"An intelligent, well–researched, and very useful book. Experts and laymen alike will find it eye–opening."
JEFFREY H. BIRNBAUM, The Washington Post
"Love them or hate them, activist hedge funds are having a significant impact on the American and global corporate economies. Ron Orol′s detailed and thoughtful book is required reading for anybody who wants to understand what these funds are, how they work, and the various good and bad effects they can have on corporate performance."
LAWRENCE E. MITCHELL, Theodore Rinehart Professor of Business Law at George Washington University, author of The Speculation Economy
"Provides breadth, insight, and a worldwide perspective on one of our most dramatic capital market developments the rise of the activist hedge fund. The book is essential reading for those who want to understand the current economic scene."
HARVEY J. GOLDSCHMID, Dwight Professor of Law at Columbia Law School, former SEC Commissioner (2002–05)

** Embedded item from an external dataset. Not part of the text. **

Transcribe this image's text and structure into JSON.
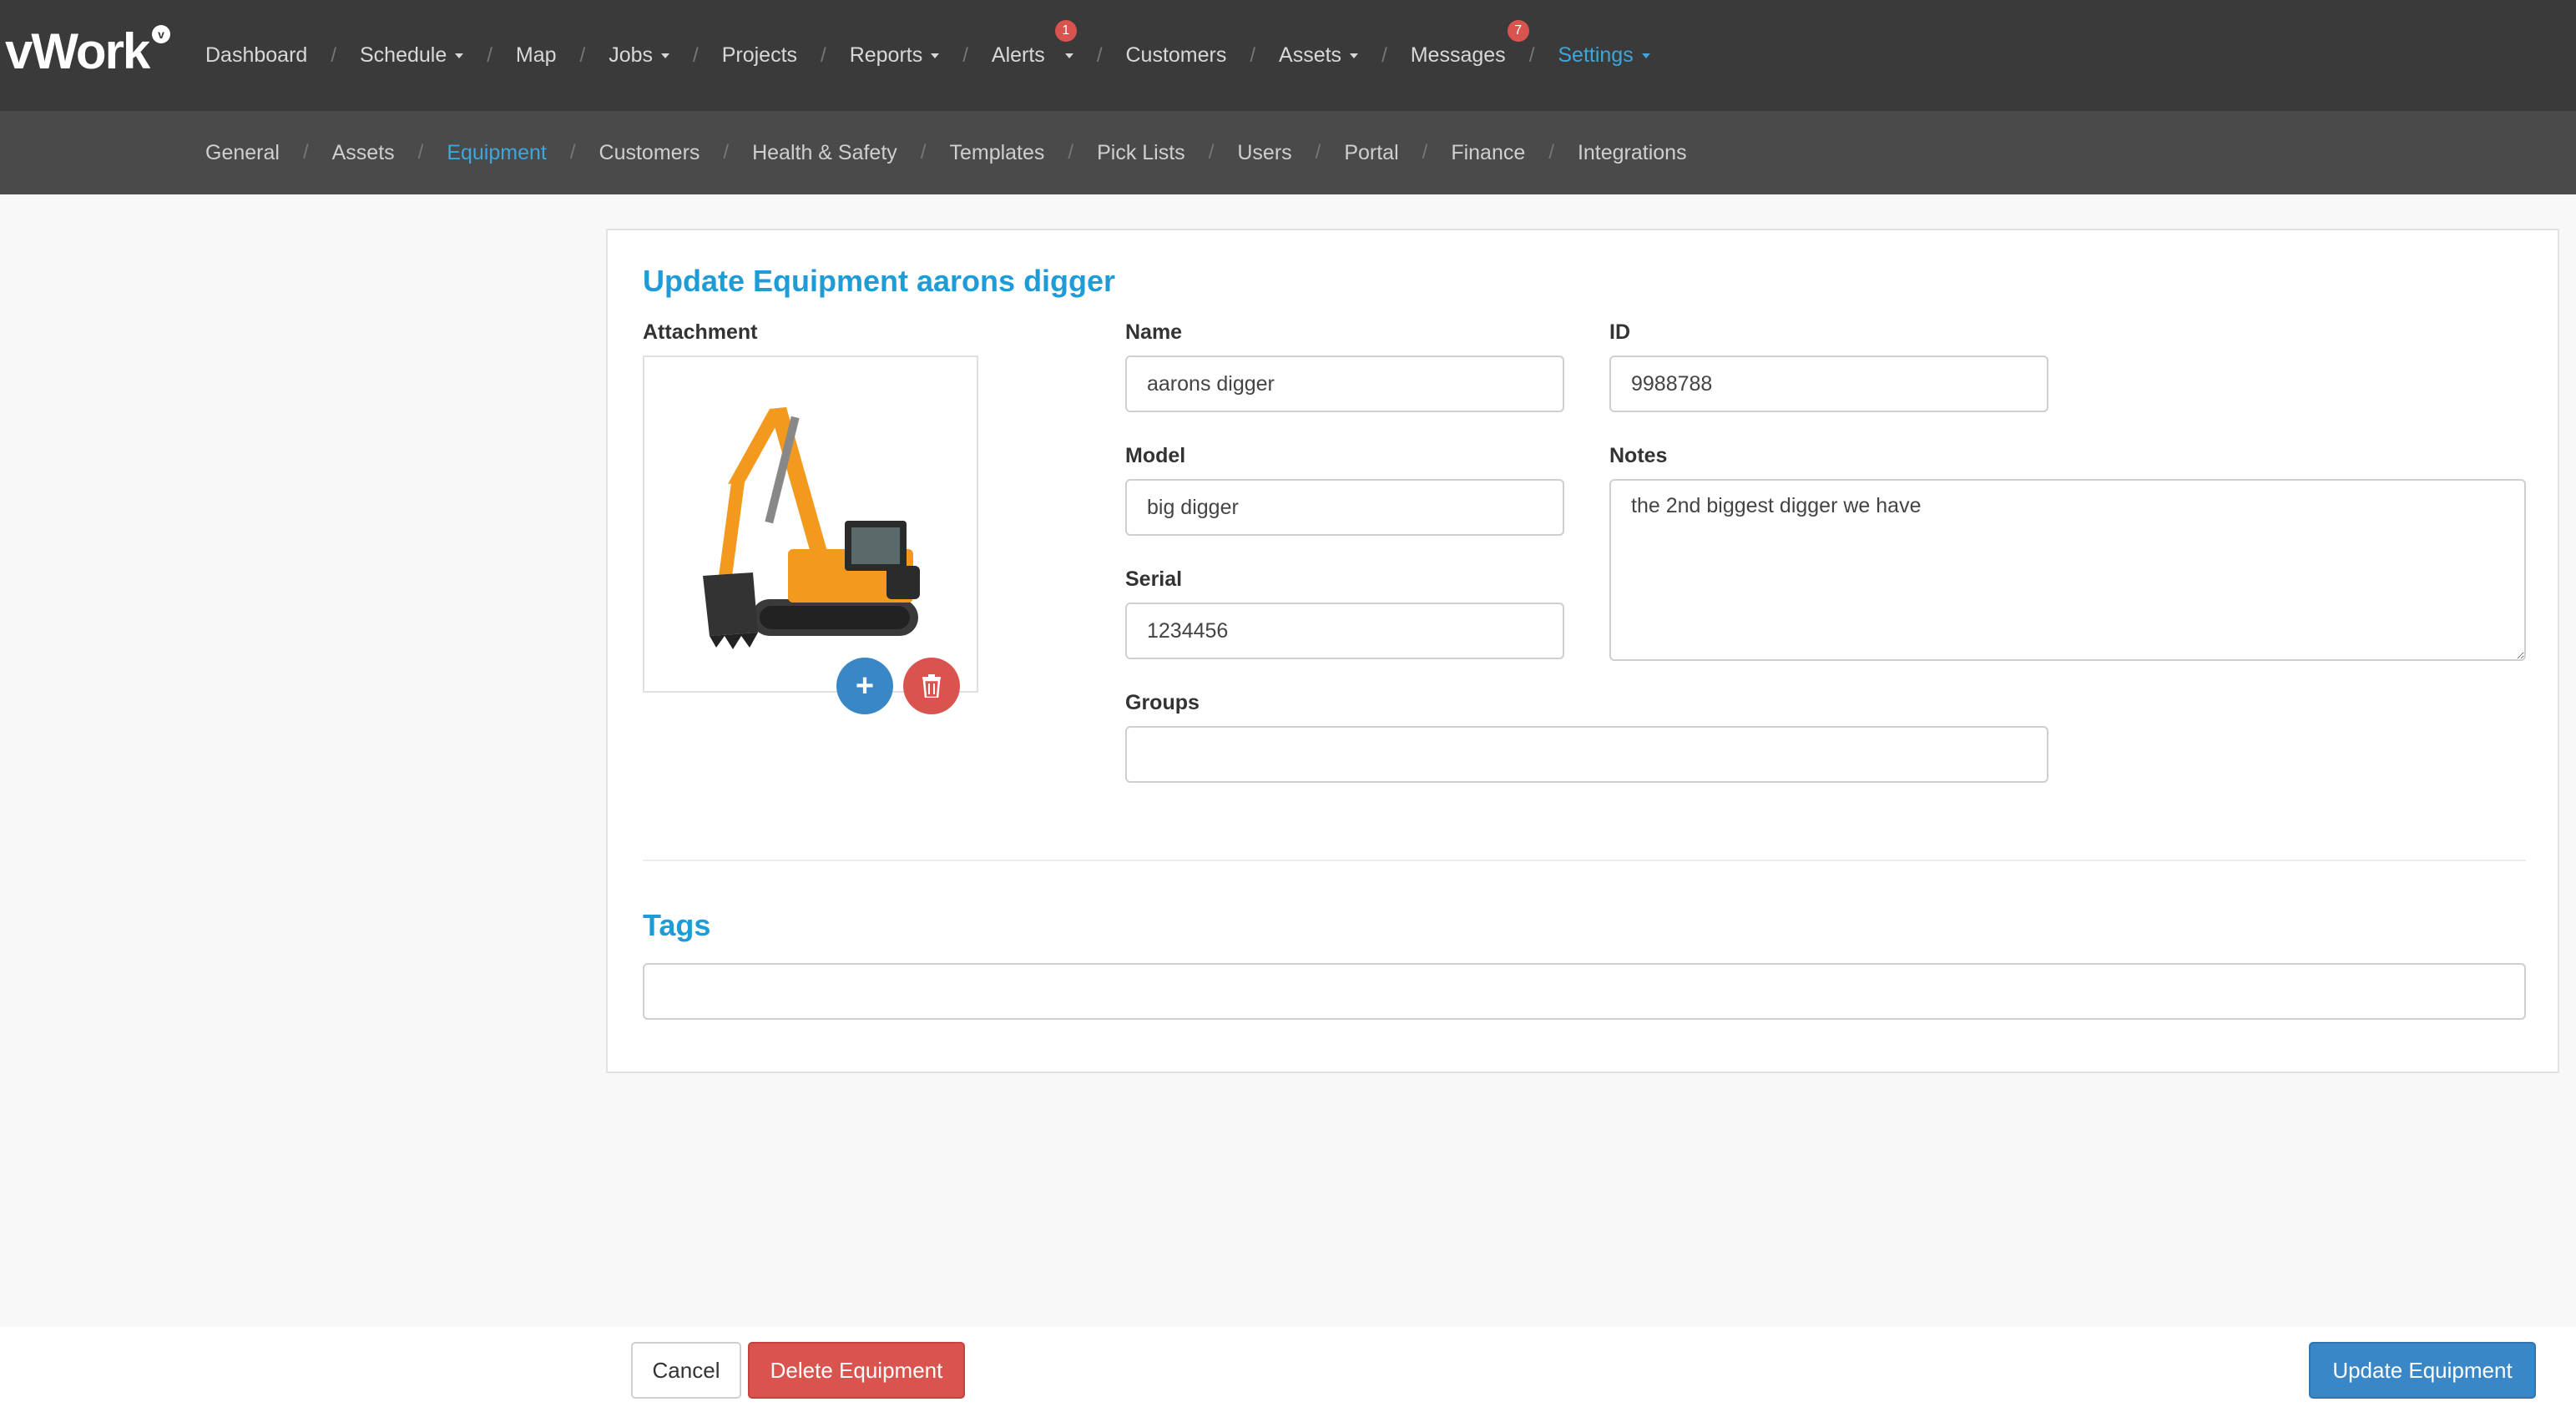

"Ron Orol′s deep network of contacts and his insight into shareholder activism make this book a must for anyone seeking to understand these enfants terribles of the capital markets."
BOYD ERMAN, Capital Markets Reporter, The Globe and Mail
"A fascinating read on the David and Goliath interaction between a small group of activist investors and corporations of all sizes worldwide. Orol spares no details as he unlocks the secrets of how activist shareholders create dramatic change in today′s global investment marketplace."
JAMES G. TOMPKINS, PhD, Director of Board Advisory Services, Corporate Governance Center,Kennesaw State University
Part One: From Raiders to Activists and Everything in Between 1
Chapter 1: Growth of Activism and Why Corporate Raiders Aren t Around Anymore 3
Chapter 2: Nuts and Bolts: How Activists Became Who They Are Today 25
Chapter 3: The Pack: How Activists Are Working Together (But Not Offi cially) 53
Chapter 4: How Activists Use Litigation to Pursue Their Agenda 75
Chapter 5: Why Activists Target Certain Corporations and Leave Others Alone 89
Chapter 6: Overperked and Overpaid: The Impact of Activists on Executive Compensation 103
Chapter 7: Hedge Specialization: Good or Bad? 117
Chapter 8: Regulation and Activists: How the Securities and Exchange Commission Helps (or Hurts) Activists 135
Part Two: Institutional Investors and Activists 155
Chapter 9: Institutional Investors on Activist Hedge Funds: Love′em or Hate′em? 157
Chapter 10: Activists Taking on Large Corporations Must Have Institutional Support 163
Chapter 11: Institutions and Activist Hedge Funds: Breaking Up Deals Together Around the World 173
Chapter 12: Just Vote No and No and No Again 181
Chapter 13: Institutions Changing Corporate Bylaws so Activist Hedge Funds Can Get Down to Business 191
Chapter 14: Can t Be Them? Then Fund Them 201
Chapter 15: Institutions Behaving Like Activist Hedge Fund Managers 209
Part Three: Activism 2.0 217
Chapter 16: Technology, Communications, and Activists: Gary Lutin, Eric Jackson, and Anne Faulk 219
Chapter 17: When Is an Activist Fund Really a Private Equity Fund, and What s the Difference? 231
Chapter 18: Funds of Hedge Funds Stake Out Activists 247
Chapter 19: Distressed Investing: How Activist Managers Buy Debt and Provoke Companies 263
Chapter 20: Hedge Activists in Western Europe, Asia, and Canada 271
Chapter 21: East Meets West: Hedge Activism Goes Global to Emerging Markets 299
Chapter 22: Value Investing versus Activism: Which One Is Better? 319
Conclusion: Saturation or No Saturation? 333
About the Author 361